. Within 10 days of taking the job, he plucked the panicky Canadiens of their defense with a deal that might make the Caps the most improved team in hockey. Poile sent Rick Green and Ryan Walter to Montreal for Rod Langway and Brian Engblom, two of the NHL's best defensemen, and Doug Jarvis, a legendary face-off specialist who plays Trottier tougher than any other center. Trots now will see him seven times a season instead of three. Complementing the instant defense will be a plethora of goals. One-way player Dennis Maruk had 60 last year. Mike Gartner scored 35 and Bobby Carpenter had 32. Over the summer Washington acquired 31-year-old Milan Novy, the top Czechoslovakian scorer of all time. Pat Riggin, who came from Calgary, is only so-so in goal, but Washington has enough going for it to make the playoffs for the first time.
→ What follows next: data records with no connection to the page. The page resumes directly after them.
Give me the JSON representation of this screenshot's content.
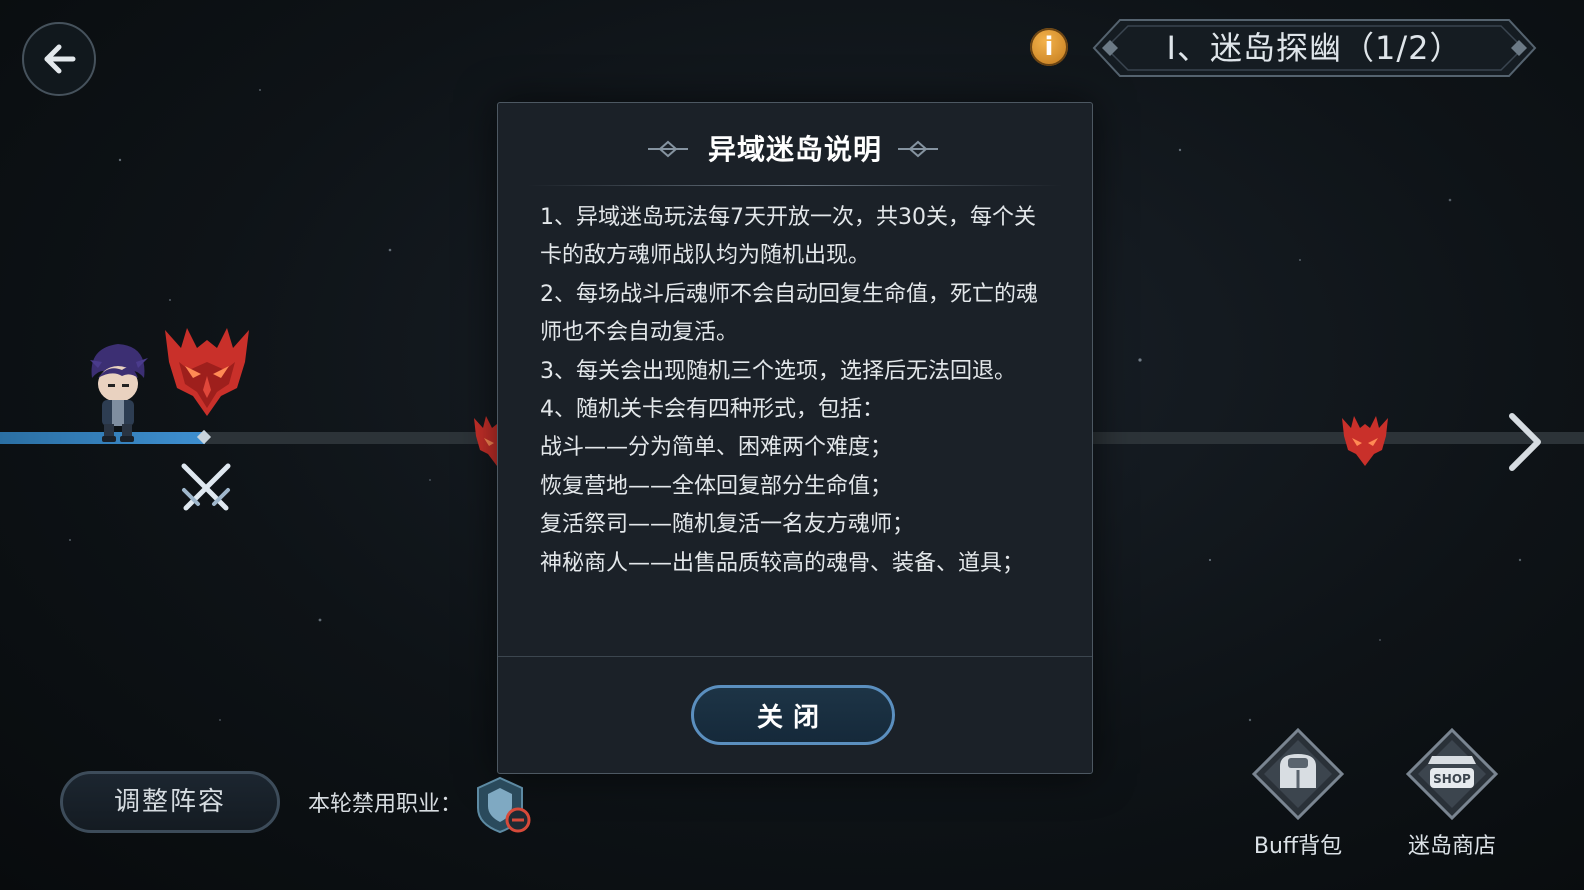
{
  "header": {
    "back_icon": "back-arrow-icon",
    "info_label": "i",
    "stage_title": "Ⅰ、迷岛探幽（1/2）"
  },
  "map": {
    "next_icon": "chevron-right-icon"
  },
  "modal": {
    "title": "异域迷岛说明",
    "lines": [
      "1、异域迷岛玩法每7天开放一次，共30关，每个关卡的敌方魂师战队均为随机出现。",
      "2、每场战斗后魂师不会自动回复生命值，死亡的魂师也不会自动复活。",
      "3、每关会出现随机三个选项，选择后无法回退。",
      "4、随机关卡会有四种形式，包括：",
      "战斗——分为简单、困难两个难度；",
      "恢复营地——全体回复部分生命值；",
      "复活祭司——随机复活一名友方魂师；",
      "神秘商人——出售品质较高的魂骨、装备、道具；"
    ],
    "close_label": "关闭"
  },
  "footer": {
    "formation_label": "调整阵容",
    "banned_label": "本轮禁用职业：",
    "buff_bag_label": "Buff背包",
    "shop_label": "迷岛商店",
    "shop_sign": "SHOP"
  },
  "colors": {
    "accent_blue": "#3e8fd0",
    "enemy_red": "#c9302a",
    "info_orange": "#e09a35"
  }
}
Which means the
will miss them. Pittsburgh has a fine coach in Eddie Johnston, an All-Star goalie in Dion, and a power play that scored a league-record 99 goals last season. Beyond that, the Penguins have too many holes. One telling stat: This was the first year that the Penguins have had a first-and a second-round draft choice since 1976.
Don't look for the 1,800-mile shift East from Denver to improve the
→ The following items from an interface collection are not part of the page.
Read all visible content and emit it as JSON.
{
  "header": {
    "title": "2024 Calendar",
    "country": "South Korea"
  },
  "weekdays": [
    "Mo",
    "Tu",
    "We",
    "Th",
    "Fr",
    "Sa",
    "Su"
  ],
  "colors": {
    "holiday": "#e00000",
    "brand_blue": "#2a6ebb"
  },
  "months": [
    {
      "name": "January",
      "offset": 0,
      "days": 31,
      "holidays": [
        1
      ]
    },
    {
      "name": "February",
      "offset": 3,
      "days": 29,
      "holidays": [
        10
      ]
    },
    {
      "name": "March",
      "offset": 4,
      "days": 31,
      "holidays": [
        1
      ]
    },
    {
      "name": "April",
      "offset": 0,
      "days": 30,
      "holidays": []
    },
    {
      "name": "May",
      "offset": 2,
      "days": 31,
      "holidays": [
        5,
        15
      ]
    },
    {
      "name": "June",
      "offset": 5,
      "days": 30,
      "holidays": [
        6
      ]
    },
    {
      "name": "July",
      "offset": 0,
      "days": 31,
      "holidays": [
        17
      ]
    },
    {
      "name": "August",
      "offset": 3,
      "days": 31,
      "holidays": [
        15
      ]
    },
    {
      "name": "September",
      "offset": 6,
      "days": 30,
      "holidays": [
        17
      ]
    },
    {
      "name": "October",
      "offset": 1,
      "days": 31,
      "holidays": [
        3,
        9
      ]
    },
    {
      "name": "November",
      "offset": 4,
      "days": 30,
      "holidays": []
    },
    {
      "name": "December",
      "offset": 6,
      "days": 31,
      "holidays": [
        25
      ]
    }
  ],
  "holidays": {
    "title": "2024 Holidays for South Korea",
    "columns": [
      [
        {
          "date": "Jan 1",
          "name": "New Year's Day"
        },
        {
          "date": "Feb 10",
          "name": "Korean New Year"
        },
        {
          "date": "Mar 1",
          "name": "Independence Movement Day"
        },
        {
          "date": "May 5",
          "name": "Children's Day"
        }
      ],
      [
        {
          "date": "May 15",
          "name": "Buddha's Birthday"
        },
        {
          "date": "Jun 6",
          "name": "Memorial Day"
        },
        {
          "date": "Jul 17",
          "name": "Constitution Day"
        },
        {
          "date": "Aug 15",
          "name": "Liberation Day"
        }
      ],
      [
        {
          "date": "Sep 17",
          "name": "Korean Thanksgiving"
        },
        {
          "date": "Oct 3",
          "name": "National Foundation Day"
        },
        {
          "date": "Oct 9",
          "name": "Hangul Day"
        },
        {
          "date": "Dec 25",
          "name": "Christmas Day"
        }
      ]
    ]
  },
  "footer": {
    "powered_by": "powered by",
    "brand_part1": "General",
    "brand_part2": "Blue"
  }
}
NEW JERSEY DEVILS
, the sorriest team in the league. Instead of having the top pick in this year's amateur draft, they had Forward Dwight Foster, for whom they had dealt the choice to Boston in the summer of '81. Foster's plus-minus performance last season was-53, the worst in the NHL. Stung by that deal and one in which they traded their first choice in 1983 to the Islanders (for Bob Lorimer), Coach and General Manager Billy MacMillan pulled off a real biggie. He traded his one high-quality skater, Rob Ramage, to St. Louis for the Blues' No. 1 pick this year and next. MacMillan used St. Louis' 1982 selection to obtain Rocky Trottier, Bryan's brother. But Rocky missed most of last season with an injured knee, and the knee went kaput again in training camp.
The player the
selected with New Jersey's first choice was 18-year-old Gord Kluzak, a defenseman who goes 6'4", 221. Skating around him on the tiny Boston Garden rink is going to be no mean feat. Defense is the team's forte, with Ray Bourque, Mike Milbury, Mike O'Connell and Brad Park. Goaltending, a minus last season, will be much improved with the addition of Pete Peeters and 20-year-old Mike Moffat. But Boston needs to develop a power play if it is to challenge the Islanders. Last season only five clubs scored fewer power-play goals than the Bruins, who had 65. Rick Middleton had 51 goals in 1981-82, and rookie Center Barry Pederson scored 44. However, the typical Boston goal is still a rebound off the shinbone.
The success formula for the
used to be: Win the Vezina Trophy (least goals allowed) and you'll win the Stanley Cup. It hasn't worked the past two years; the Canadiens were humiliated in the first round of postseason play in both 1980-81 and 1981-82 despite giving up the fewest goals in the regular season. Now, Managing Director Irving Grundman has evidently scrapped the formula. The day after he made The Trade that sent Rod Langway, Brian Engblom, Doug Jarvis and Craig Laughlin to Washington, Grundman dealt Doug Risebrough, a solid defensive forward, to Calgary for second- and third-round draft choices. "How are we going to get the puck out of our end?" asks Goalie Rick Wamsley. Good question. Grundman's answer is Gaston Gingras, Gilbert Delorme and Robert Picard, three inexperienced defensemen who'll give veteran Larry Robinson fits. The Canadiens expect Ryan Walter, who arrived with Rick Green from Washington, to kill penalties, beef up their power play and rejuvenate Guy Lafleur, who has slumped to 27 goals in each of his last two injury-plagued seasons. Lafleur threatened to play this season in Japan unless his contract was renegotiated. Montreal complied, but Lafleur may still wish he'd slipped into his kimono and gone.